By being urban agriculture advocates, we seek to improve the material conditions that create the above economic barriers to food access. Additionally, when scheduling and planning what we plant, we seek to provide a balance of easy to prepare foods like eggplants, cucumbers, microgreens and kale, and directly edible foods like peppers, carrots, beets and sunflowers. We are constantly testing new growing methods and plant combinations, as well as different food items in the gardens and lab to share our findings for what conditions create the best quality and largest amounts of food that we can bring to the community. By offering the food at low to no cost and making preparation information available to everyone involved in our work, we do everything we can to address the triangle of accessibility, safety and nutrition as well as the cultural and economic barriers that exist between all of our community residents and food security.
Green trees, parks, planted medians and open recreation spaces in urban design have been luxuries afforded to affluent and predominantly white neighborhoods within cities across America. Often, density and segregation of Black neighborhoods was prioritized or even openly legalized via redlining and the result is denser housing, more paved surfaces and limited tree and grass cover that regularly sees higher temperatures and worse air quality as part of a phenomenon called "urban heat islands."
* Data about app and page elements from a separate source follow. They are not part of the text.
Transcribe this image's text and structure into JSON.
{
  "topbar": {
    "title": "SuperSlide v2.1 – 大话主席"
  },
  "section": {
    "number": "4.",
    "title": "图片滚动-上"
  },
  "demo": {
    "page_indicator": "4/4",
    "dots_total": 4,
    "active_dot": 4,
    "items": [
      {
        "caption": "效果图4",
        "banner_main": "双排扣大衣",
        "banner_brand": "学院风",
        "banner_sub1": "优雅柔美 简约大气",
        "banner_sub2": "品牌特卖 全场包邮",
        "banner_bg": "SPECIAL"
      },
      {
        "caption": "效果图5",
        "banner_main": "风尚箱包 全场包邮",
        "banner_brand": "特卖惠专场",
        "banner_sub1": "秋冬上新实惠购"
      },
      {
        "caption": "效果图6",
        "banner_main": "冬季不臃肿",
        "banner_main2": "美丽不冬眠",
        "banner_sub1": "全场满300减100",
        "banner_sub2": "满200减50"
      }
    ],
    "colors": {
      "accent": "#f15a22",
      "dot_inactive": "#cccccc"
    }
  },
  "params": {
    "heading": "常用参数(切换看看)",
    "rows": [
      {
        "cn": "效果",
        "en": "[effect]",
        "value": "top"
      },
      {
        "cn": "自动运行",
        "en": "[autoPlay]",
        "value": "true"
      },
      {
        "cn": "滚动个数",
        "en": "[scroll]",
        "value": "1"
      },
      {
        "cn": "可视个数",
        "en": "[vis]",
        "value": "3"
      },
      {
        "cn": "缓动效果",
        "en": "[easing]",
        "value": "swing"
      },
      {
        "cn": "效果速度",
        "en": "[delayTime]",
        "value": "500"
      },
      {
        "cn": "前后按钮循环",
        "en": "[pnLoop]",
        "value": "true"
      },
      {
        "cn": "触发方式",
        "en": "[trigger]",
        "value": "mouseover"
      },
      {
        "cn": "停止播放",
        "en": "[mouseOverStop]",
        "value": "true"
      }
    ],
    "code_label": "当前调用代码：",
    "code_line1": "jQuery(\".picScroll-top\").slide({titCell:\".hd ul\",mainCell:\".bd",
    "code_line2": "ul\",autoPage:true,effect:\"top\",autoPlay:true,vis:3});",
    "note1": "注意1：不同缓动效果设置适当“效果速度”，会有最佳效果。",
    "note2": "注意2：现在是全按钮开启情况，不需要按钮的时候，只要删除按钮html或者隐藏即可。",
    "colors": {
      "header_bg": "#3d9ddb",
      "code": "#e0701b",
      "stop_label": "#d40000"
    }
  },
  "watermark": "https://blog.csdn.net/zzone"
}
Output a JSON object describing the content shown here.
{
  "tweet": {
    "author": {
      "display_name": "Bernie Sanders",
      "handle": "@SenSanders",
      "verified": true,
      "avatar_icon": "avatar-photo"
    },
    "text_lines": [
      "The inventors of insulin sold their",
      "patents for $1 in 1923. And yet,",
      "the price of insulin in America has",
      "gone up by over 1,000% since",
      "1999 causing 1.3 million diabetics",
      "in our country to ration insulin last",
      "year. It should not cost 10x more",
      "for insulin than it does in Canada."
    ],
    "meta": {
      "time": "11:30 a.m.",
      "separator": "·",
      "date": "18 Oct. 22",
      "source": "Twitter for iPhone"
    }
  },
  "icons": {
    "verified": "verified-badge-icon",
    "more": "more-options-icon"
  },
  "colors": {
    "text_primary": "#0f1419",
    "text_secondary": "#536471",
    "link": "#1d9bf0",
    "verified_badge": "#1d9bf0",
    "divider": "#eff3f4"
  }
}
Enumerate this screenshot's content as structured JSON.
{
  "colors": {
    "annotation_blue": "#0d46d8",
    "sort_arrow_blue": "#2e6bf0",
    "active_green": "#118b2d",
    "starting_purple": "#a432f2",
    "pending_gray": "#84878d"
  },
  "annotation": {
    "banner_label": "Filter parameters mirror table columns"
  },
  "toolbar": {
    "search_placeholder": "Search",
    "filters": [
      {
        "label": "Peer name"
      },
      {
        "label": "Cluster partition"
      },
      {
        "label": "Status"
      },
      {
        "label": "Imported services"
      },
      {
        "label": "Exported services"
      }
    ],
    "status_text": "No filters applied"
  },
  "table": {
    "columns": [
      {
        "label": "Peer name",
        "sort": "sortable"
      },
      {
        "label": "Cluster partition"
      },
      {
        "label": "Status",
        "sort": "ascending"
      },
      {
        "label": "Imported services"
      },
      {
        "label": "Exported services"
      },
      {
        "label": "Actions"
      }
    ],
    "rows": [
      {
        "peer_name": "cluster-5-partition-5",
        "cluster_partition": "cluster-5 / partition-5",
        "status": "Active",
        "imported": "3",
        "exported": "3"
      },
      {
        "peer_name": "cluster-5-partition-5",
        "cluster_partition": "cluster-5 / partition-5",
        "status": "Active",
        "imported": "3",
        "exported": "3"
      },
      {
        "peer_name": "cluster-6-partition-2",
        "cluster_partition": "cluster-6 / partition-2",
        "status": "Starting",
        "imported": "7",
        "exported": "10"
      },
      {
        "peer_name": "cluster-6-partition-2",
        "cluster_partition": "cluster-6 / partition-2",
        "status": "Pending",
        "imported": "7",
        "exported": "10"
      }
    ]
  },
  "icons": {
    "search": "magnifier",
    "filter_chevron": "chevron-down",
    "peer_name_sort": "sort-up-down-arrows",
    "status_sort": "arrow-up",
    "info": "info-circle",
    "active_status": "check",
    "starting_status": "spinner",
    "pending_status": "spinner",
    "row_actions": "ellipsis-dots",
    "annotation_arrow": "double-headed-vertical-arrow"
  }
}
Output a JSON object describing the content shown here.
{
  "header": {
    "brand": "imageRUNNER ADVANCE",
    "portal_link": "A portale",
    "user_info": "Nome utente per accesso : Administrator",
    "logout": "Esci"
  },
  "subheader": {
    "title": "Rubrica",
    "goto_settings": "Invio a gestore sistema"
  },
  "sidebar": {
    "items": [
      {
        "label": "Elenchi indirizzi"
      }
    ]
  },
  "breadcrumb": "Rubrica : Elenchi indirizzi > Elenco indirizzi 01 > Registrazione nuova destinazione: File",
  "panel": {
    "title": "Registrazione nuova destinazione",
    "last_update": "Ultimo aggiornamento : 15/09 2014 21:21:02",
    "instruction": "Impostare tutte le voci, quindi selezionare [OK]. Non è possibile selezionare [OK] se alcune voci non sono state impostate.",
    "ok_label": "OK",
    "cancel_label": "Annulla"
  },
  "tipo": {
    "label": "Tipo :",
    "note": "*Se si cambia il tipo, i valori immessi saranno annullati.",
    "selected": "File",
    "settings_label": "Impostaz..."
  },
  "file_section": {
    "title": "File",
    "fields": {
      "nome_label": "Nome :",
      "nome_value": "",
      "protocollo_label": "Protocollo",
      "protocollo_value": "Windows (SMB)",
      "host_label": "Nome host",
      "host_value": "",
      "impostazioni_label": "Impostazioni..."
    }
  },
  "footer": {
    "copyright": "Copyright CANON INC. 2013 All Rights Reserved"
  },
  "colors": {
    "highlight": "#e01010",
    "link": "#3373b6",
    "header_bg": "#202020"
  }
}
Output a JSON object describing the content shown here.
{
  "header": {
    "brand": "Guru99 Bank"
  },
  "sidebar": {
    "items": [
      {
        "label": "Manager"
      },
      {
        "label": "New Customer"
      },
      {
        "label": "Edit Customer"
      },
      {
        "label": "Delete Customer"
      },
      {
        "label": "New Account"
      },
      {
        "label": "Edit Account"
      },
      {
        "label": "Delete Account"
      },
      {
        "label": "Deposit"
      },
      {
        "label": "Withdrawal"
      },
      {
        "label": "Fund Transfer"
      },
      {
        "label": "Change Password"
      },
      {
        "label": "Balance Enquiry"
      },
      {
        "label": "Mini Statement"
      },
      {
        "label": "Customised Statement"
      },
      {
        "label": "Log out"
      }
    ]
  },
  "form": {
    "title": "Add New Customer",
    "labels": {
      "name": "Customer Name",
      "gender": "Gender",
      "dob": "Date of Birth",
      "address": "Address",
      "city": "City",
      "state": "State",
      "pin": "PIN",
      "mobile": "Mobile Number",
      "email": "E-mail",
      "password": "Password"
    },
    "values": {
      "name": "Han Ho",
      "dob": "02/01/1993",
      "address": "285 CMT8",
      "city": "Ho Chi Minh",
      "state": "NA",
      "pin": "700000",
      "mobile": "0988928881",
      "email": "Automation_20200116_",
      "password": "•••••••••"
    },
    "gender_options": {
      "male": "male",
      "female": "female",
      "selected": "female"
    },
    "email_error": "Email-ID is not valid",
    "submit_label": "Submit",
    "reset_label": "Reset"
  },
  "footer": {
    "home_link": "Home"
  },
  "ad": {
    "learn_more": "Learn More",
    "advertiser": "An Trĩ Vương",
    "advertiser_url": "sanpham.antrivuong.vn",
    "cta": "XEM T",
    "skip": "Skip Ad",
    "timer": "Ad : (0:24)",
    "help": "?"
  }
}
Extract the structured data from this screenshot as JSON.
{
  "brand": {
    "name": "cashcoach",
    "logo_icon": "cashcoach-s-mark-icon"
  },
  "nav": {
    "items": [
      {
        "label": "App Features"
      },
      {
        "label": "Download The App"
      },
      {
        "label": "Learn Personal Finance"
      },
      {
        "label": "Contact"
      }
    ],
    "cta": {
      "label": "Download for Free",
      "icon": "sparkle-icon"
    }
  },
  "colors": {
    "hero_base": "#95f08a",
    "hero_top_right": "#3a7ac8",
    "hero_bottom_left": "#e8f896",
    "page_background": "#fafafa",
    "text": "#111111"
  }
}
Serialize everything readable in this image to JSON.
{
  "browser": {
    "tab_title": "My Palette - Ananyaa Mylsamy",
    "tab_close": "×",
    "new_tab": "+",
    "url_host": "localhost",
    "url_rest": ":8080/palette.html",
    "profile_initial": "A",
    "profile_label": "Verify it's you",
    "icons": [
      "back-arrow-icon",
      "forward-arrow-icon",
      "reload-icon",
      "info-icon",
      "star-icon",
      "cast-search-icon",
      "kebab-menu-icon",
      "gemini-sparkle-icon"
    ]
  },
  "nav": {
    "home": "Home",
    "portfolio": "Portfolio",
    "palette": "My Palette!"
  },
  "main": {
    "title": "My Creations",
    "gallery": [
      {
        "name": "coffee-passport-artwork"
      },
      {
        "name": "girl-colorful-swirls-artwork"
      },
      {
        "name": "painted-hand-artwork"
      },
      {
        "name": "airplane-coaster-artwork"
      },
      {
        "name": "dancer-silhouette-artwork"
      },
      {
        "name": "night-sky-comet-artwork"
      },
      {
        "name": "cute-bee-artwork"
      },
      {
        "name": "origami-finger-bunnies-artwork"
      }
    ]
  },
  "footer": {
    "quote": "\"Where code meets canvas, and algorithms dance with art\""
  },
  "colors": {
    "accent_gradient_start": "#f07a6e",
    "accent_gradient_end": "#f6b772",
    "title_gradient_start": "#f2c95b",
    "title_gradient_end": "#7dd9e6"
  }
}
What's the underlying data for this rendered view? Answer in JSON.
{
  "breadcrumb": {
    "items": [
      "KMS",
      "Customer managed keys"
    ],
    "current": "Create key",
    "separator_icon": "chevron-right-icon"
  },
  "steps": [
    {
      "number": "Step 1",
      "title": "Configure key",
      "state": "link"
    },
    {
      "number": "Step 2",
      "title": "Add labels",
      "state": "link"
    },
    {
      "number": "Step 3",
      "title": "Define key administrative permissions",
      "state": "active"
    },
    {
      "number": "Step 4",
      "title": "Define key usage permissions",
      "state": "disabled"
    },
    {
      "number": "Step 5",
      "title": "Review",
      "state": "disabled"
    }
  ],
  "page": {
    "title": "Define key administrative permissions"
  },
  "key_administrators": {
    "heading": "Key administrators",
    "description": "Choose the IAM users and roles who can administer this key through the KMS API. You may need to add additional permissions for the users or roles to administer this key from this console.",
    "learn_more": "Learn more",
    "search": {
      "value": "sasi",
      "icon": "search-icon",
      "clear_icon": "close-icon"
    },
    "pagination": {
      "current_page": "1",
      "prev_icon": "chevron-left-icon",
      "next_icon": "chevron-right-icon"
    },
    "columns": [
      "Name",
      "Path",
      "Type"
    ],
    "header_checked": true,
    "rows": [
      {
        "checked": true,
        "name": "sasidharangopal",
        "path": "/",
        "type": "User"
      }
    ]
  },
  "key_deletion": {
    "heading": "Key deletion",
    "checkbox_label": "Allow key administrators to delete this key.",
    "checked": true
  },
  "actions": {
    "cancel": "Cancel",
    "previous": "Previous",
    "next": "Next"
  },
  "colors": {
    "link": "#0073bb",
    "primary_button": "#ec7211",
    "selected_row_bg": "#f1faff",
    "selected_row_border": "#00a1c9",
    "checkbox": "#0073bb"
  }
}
The legacy of racism and disenfranchisement that led to the lack of green spaces in these neighborhoods directly contributes to worse quality of life, children’s health and life expectancy metrics that often nearly perfectly overlays with geographic information system data for “urban-canopy” information. VCU Sustainability addresses these inequities by first mapping existing data in historically Black neighborhoods in the VCU community, and then working with the VCU student community and neighborhood leaders as well as city officials to plant native tree species with large canopies to provide shade and community gathering spaces in these communities. Our current test cases include Carver, Scott's Addition and Amelia Street and there are more sites coming soon!
Eric Kolenich, June 26, 2020, Space around the Lee statue has been informally named for a Black man who lost his life at the hands of police, Richmond Times Dispatch
Parks and common green spaces are places where community forms. During summer 2020, Richmond witnessed our community's desire for these spaces as community members reclaimed the center median at Monument Avenue and Allen, creating a park in memory of Marcus-David Peters, now know as Marcus-David Peters Circle (MDPC). Making green spaces accessible not only requires increased availability at closer proximity to more residential areas, it also requires that outdoor spaces be designed with accommodations for physical impairments like mobility vision, or hearing issues to be addressed. At MDPC, for example, community members built wheel chair ramps into and out of the site, and added paving between the rows of the community garden to allow mobility-compromised people to freely enjoy the space. Compromising between easily navigable walkways, drainage, natural landscapes and mobility aids all are part of creating equitable and accessible green spaces where we can come together to support each other.
Learn about conserving natural resources in cities by downloading The Nature Conservancy's Field Guide to Conservation in Cities in North America. [PDF]